[Data shown Boundary: Start]

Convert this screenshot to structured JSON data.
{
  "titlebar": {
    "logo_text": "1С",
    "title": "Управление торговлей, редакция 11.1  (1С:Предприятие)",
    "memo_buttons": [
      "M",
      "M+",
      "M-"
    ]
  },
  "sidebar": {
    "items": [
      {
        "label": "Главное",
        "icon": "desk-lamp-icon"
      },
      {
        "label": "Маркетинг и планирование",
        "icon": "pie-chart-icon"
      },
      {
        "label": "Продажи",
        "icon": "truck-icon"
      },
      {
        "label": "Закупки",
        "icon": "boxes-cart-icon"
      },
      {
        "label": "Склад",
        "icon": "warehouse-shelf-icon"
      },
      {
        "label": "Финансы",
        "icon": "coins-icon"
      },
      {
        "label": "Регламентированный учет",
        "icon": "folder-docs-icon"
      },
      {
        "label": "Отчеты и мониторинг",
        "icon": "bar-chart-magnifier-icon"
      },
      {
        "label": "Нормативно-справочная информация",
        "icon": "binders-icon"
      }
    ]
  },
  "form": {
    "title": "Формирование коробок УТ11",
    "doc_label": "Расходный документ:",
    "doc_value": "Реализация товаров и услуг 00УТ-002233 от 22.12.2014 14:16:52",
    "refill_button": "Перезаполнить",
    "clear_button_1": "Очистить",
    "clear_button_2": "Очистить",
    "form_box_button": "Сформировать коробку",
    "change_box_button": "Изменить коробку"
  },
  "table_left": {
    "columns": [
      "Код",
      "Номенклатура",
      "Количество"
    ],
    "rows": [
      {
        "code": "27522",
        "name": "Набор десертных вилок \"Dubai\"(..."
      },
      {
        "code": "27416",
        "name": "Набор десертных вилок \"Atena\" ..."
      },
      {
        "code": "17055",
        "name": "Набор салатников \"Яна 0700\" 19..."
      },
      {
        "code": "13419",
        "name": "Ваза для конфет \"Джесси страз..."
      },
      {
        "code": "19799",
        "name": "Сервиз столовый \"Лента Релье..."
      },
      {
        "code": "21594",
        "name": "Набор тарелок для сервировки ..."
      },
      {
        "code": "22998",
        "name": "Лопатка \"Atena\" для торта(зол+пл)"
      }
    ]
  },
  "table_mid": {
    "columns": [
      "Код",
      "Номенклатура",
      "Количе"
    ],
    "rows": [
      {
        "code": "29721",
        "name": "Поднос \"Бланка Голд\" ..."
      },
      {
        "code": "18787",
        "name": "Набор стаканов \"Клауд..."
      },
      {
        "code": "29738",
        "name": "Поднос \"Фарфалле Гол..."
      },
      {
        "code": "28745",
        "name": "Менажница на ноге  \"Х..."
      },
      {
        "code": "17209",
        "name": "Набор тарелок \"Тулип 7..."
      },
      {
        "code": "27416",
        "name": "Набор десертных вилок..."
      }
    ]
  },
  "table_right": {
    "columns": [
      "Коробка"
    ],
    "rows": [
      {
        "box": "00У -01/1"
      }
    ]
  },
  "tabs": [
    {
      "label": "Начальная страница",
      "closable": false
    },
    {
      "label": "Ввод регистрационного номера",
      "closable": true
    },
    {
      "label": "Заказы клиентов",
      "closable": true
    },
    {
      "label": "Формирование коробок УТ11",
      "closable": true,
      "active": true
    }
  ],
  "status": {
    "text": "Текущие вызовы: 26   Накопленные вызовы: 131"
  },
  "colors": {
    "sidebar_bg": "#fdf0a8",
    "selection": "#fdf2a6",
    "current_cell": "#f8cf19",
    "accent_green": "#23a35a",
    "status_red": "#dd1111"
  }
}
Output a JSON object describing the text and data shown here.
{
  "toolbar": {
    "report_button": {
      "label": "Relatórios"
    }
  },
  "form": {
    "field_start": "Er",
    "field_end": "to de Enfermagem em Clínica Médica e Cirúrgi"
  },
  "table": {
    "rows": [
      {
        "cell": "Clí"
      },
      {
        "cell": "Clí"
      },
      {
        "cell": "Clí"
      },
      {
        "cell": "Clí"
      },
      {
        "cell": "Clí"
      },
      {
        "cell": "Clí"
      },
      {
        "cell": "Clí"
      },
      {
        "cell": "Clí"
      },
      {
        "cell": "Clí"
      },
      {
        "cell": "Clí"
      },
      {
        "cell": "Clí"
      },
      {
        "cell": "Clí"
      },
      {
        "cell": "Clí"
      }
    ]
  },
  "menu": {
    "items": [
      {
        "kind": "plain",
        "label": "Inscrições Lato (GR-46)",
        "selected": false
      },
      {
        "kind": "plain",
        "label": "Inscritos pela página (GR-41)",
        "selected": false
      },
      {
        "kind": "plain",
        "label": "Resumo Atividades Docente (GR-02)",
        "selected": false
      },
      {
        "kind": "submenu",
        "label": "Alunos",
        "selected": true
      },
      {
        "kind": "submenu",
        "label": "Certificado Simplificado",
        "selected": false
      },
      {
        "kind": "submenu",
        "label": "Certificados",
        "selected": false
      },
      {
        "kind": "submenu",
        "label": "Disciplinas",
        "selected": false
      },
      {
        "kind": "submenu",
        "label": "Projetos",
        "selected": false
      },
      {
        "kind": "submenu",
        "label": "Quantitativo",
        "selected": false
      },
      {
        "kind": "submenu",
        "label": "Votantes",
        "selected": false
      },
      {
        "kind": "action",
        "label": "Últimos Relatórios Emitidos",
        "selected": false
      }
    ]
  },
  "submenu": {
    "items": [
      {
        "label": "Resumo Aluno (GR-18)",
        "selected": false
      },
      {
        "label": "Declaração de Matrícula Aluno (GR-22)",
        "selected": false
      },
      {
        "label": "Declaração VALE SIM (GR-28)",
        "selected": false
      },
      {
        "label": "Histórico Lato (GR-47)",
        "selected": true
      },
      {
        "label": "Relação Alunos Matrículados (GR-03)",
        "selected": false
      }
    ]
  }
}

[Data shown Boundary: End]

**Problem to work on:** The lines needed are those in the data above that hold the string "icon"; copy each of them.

**Task response:**
        "icon": "desk-lamp-icon"
        "icon": "pie-chart-icon"
        "icon": "truck-icon"
        "icon": "boxes-cart-icon"
        "icon": "warehouse-shelf-icon"
        "icon": "coins-icon"
        "icon": "folder-docs-icon"
        "icon": "bar-chart-magnifier-icon"
        "icon": "binders-icon"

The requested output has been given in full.